495

,"Alaska (with Total Offshore) Coalbed Methane Proved Reserves...  

U.S. Energy Information Administration (EIA) Indexed Site

Of Series","Frequency","Latest Data for" ,"Data 1","Alaska (with Total Offshore) Coalbed Methane Proved Reserves (Billion Cubic Feet)",1,"Annual",2013 ,"Release...

496

California Natural Gas % of Total Commercial Delivered for the...  

U.S. Energy Information Administration (EIA) Indexed Site

Commercial Delivered for the Account of Others (Percent) California Natural Gas % of Total Commercial Delivered for the Account of Others (Percent) Decade Year-0 Year-1 Year-2...

497

Alaska (with Total Offshore) Natural Gas Plant Liquids, Reserves...  

Gasoline and Diesel Fuel Update (EIA)

Reserves Based Production (Million Barrels) Alaska (with Total Offshore) Natural Gas Plant Liquids, Reserves Based Production (Million Barrels) Decade Year-0 Year-1 Year-2 Year-3...

498

Alaska (with Total Offshore) Natural Gas Plant Liquids, Expected...  

Annual Energy Outlook 2013 [U.S. Energy Information Administration (EIA)]

Expected Future Production (Million Barrels) Alaska (with Total Offshore) Natural Gas Plant Liquids, Expected Future Production (Million Barrels) Decade Year-0 Year-1 Year-2 Year-3...

499

Correlation Of Surface Heat Loss And Total Energy Production...  

Open Energy Info (EERE)

Correlation Of Surface Heat Loss And Total Energy Production For Geothermal Systems Jump to: navigation, search OpenEI Reference LibraryAdd to library Conference Paper: Correlation...

500

Level: National Data and Regional Totals; Row: NAICS Codes, Value...  

Gasoline and Diesel Fuel Update (EIA)

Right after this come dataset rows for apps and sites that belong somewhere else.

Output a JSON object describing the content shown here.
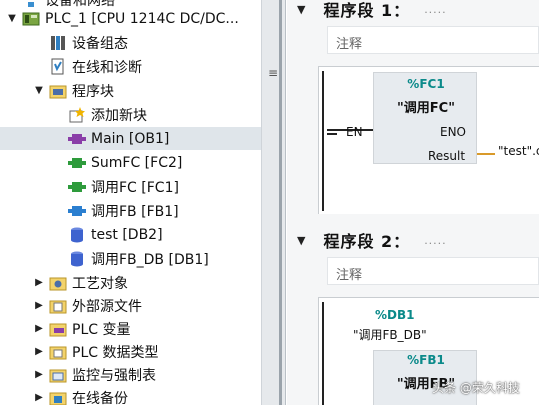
{
  "tree": {
    "items": [
      {
        "label": "设备和网络",
        "icon": "network-icon",
        "level": 0,
        "arrow": ""
      },
      {
        "label": "PLC_1 [CPU 1214C DC/DC...",
        "icon": "plc-icon",
        "level": 0,
        "arrow": "▼"
      },
      {
        "label": "设备组态",
        "icon": "device-config-icon",
        "level": 1,
        "arrow": ""
      },
      {
        "label": "在线和诊断",
        "icon": "online-diagnostics-icon",
        "level": 1,
        "arrow": ""
      },
      {
        "label": "程序块",
        "icon": "program-blocks-folder-icon",
        "level": 1,
        "arrow": "▼"
      },
      {
        "label": "添加新块",
        "icon": "add-new-block-icon",
        "level": 2,
        "arrow": ""
      },
      {
        "label": "Main [OB1]",
        "icon": "ob-block-icon",
        "level": 2,
        "arrow": "",
        "selected": true
      },
      {
        "label": "SumFC [FC2]",
        "icon": "fc-block-icon",
        "level": 2,
        "arrow": ""
      },
      {
        "label": "调用FC [FC1]",
        "icon": "fc-block-icon",
        "level": 2,
        "arrow": ""
      },
      {
        "label": "调用FB [FB1]",
        "icon": "fb-block-icon",
        "level": 2,
        "arrow": ""
      },
      {
        "label": "test [DB2]",
        "icon": "db-block-icon",
        "level": 2,
        "arrow": ""
      },
      {
        "label": "调用FB_DB [DB1]",
        "icon": "db-block-icon",
        "level": 2,
        "arrow": ""
      },
      {
        "label": "工艺对象",
        "icon": "technology-objects-icon",
        "level": 1,
        "arrow": "▶"
      },
      {
        "label": "外部源文件",
        "icon": "external-sources-icon",
        "level": 1,
        "arrow": "▶"
      },
      {
        "label": "PLC 变量",
        "icon": "plc-tags-icon",
        "level": 1,
        "arrow": "▶"
      },
      {
        "label": "PLC 数据类型",
        "icon": "plc-data-types-icon",
        "level": 1,
        "arrow": "▶"
      },
      {
        "label": "监控与强制表",
        "icon": "watch-force-tables-icon",
        "level": 1,
        "arrow": "▶"
      },
      {
        "label": "在线备份",
        "icon": "online-backup-icon",
        "level": 1,
        "arrow": "▶"
      }
    ]
  },
  "splitter": {
    "grip": "≡"
  },
  "editor": {
    "segments": [
      {
        "toggle": "▼",
        "title": "程序段 1：",
        "dots": ".....",
        "comment": "注释",
        "block": {
          "type": "%FC1",
          "name": "\"调用FC\"",
          "en": "EN",
          "eno": "ENO",
          "result_pin": "Result",
          "result_value": "\"test\".c"
        }
      },
      {
        "toggle": "▼",
        "title": "程序段 2：",
        "dots": ".....",
        "comment": "注释",
        "block": {
          "instance_address": "%DB1",
          "instance_name": "\"调用FB_DB\"",
          "type": "%FB1",
          "name": "\"调用FB\""
        }
      }
    ]
  },
  "watermark": "头条 @荣久科技",
  "colors": {
    "selection": "#dfe5ea",
    "block_fill": "#e7ebef",
    "block_address": "#0b8a8a",
    "result_wire": "#d99a2a",
    "editor_bg": "#f5f6f7"
  }
}
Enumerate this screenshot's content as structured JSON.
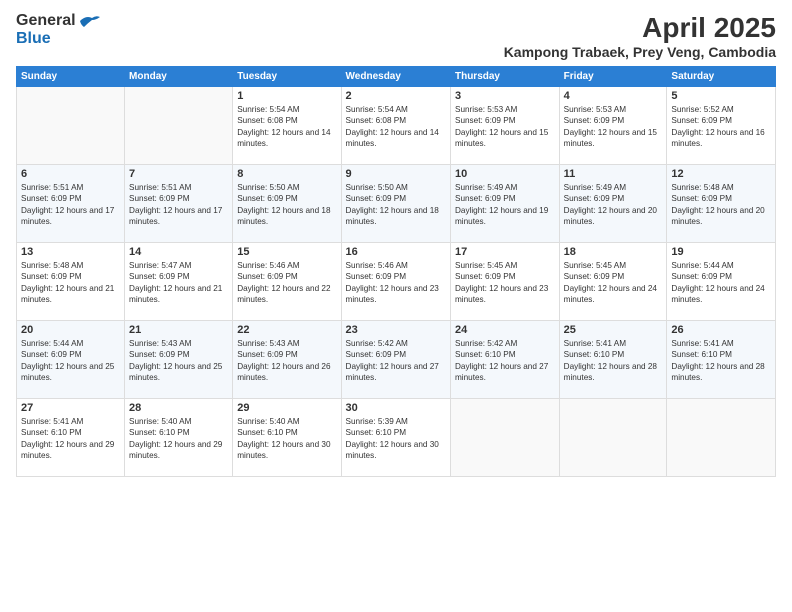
{
  "header": {
    "logo_general": "General",
    "logo_blue": "Blue",
    "month_year": "April 2025",
    "location": "Kampong Trabaek, Prey Veng, Cambodia"
  },
  "days_of_week": [
    "Sunday",
    "Monday",
    "Tuesday",
    "Wednesday",
    "Thursday",
    "Friday",
    "Saturday"
  ],
  "weeks": [
    [
      {
        "day": "",
        "sunrise": "",
        "sunset": "",
        "daylight": ""
      },
      {
        "day": "",
        "sunrise": "",
        "sunset": "",
        "daylight": ""
      },
      {
        "day": "1",
        "sunrise": "Sunrise: 5:54 AM",
        "sunset": "Sunset: 6:08 PM",
        "daylight": "Daylight: 12 hours and 14 minutes."
      },
      {
        "day": "2",
        "sunrise": "Sunrise: 5:54 AM",
        "sunset": "Sunset: 6:08 PM",
        "daylight": "Daylight: 12 hours and 14 minutes."
      },
      {
        "day": "3",
        "sunrise": "Sunrise: 5:53 AM",
        "sunset": "Sunset: 6:09 PM",
        "daylight": "Daylight: 12 hours and 15 minutes."
      },
      {
        "day": "4",
        "sunrise": "Sunrise: 5:53 AM",
        "sunset": "Sunset: 6:09 PM",
        "daylight": "Daylight: 12 hours and 15 minutes."
      },
      {
        "day": "5",
        "sunrise": "Sunrise: 5:52 AM",
        "sunset": "Sunset: 6:09 PM",
        "daylight": "Daylight: 12 hours and 16 minutes."
      }
    ],
    [
      {
        "day": "6",
        "sunrise": "Sunrise: 5:51 AM",
        "sunset": "Sunset: 6:09 PM",
        "daylight": "Daylight: 12 hours and 17 minutes."
      },
      {
        "day": "7",
        "sunrise": "Sunrise: 5:51 AM",
        "sunset": "Sunset: 6:09 PM",
        "daylight": "Daylight: 12 hours and 17 minutes."
      },
      {
        "day": "8",
        "sunrise": "Sunrise: 5:50 AM",
        "sunset": "Sunset: 6:09 PM",
        "daylight": "Daylight: 12 hours and 18 minutes."
      },
      {
        "day": "9",
        "sunrise": "Sunrise: 5:50 AM",
        "sunset": "Sunset: 6:09 PM",
        "daylight": "Daylight: 12 hours and 18 minutes."
      },
      {
        "day": "10",
        "sunrise": "Sunrise: 5:49 AM",
        "sunset": "Sunset: 6:09 PM",
        "daylight": "Daylight: 12 hours and 19 minutes."
      },
      {
        "day": "11",
        "sunrise": "Sunrise: 5:49 AM",
        "sunset": "Sunset: 6:09 PM",
        "daylight": "Daylight: 12 hours and 20 minutes."
      },
      {
        "day": "12",
        "sunrise": "Sunrise: 5:48 AM",
        "sunset": "Sunset: 6:09 PM",
        "daylight": "Daylight: 12 hours and 20 minutes."
      }
    ],
    [
      {
        "day": "13",
        "sunrise": "Sunrise: 5:48 AM",
        "sunset": "Sunset: 6:09 PM",
        "daylight": "Daylight: 12 hours and 21 minutes."
      },
      {
        "day": "14",
        "sunrise": "Sunrise: 5:47 AM",
        "sunset": "Sunset: 6:09 PM",
        "daylight": "Daylight: 12 hours and 21 minutes."
      },
      {
        "day": "15",
        "sunrise": "Sunrise: 5:46 AM",
        "sunset": "Sunset: 6:09 PM",
        "daylight": "Daylight: 12 hours and 22 minutes."
      },
      {
        "day": "16",
        "sunrise": "Sunrise: 5:46 AM",
        "sunset": "Sunset: 6:09 PM",
        "daylight": "Daylight: 12 hours and 23 minutes."
      },
      {
        "day": "17",
        "sunrise": "Sunrise: 5:45 AM",
        "sunset": "Sunset: 6:09 PM",
        "daylight": "Daylight: 12 hours and 23 minutes."
      },
      {
        "day": "18",
        "sunrise": "Sunrise: 5:45 AM",
        "sunset": "Sunset: 6:09 PM",
        "daylight": "Daylight: 12 hours and 24 minutes."
      },
      {
        "day": "19",
        "sunrise": "Sunrise: 5:44 AM",
        "sunset": "Sunset: 6:09 PM",
        "daylight": "Daylight: 12 hours and 24 minutes."
      }
    ],
    [
      {
        "day": "20",
        "sunrise": "Sunrise: 5:44 AM",
        "sunset": "Sunset: 6:09 PM",
        "daylight": "Daylight: 12 hours and 25 minutes."
      },
      {
        "day": "21",
        "sunrise": "Sunrise: 5:43 AM",
        "sunset": "Sunset: 6:09 PM",
        "daylight": "Daylight: 12 hours and 25 minutes."
      },
      {
        "day": "22",
        "sunrise": "Sunrise: 5:43 AM",
        "sunset": "Sunset: 6:09 PM",
        "daylight": "Daylight: 12 hours and 26 minutes."
      },
      {
        "day": "23",
        "sunrise": "Sunrise: 5:42 AM",
        "sunset": "Sunset: 6:09 PM",
        "daylight": "Daylight: 12 hours and 27 minutes."
      },
      {
        "day": "24",
        "sunrise": "Sunrise: 5:42 AM",
        "sunset": "Sunset: 6:10 PM",
        "daylight": "Daylight: 12 hours and 27 minutes."
      },
      {
        "day": "25",
        "sunrise": "Sunrise: 5:41 AM",
        "sunset": "Sunset: 6:10 PM",
        "daylight": "Daylight: 12 hours and 28 minutes."
      },
      {
        "day": "26",
        "sunrise": "Sunrise: 5:41 AM",
        "sunset": "Sunset: 6:10 PM",
        "daylight": "Daylight: 12 hours and 28 minutes."
      }
    ],
    [
      {
        "day": "27",
        "sunrise": "Sunrise: 5:41 AM",
        "sunset": "Sunset: 6:10 PM",
        "daylight": "Daylight: 12 hours and 29 minutes."
      },
      {
        "day": "28",
        "sunrise": "Sunrise: 5:40 AM",
        "sunset": "Sunset: 6:10 PM",
        "daylight": "Daylight: 12 hours and 29 minutes."
      },
      {
        "day": "29",
        "sunrise": "Sunrise: 5:40 AM",
        "sunset": "Sunset: 6:10 PM",
        "daylight": "Daylight: 12 hours and 30 minutes."
      },
      {
        "day": "30",
        "sunrise": "Sunrise: 5:39 AM",
        "sunset": "Sunset: 6:10 PM",
        "daylight": "Daylight: 12 hours and 30 minutes."
      },
      {
        "day": "",
        "sunrise": "",
        "sunset": "",
        "daylight": ""
      },
      {
        "day": "",
        "sunrise": "",
        "sunset": "",
        "daylight": ""
      },
      {
        "day": "",
        "sunrise": "",
        "sunset": "",
        "daylight": ""
      }
    ]
  ]
}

2 Capability to Switch Natural Gas to Alternative Energy Sources, 2006; Level: National Data and Regional Totals; Row: NAICS Codes, Value of Shipments and Employment Sizes; Column:...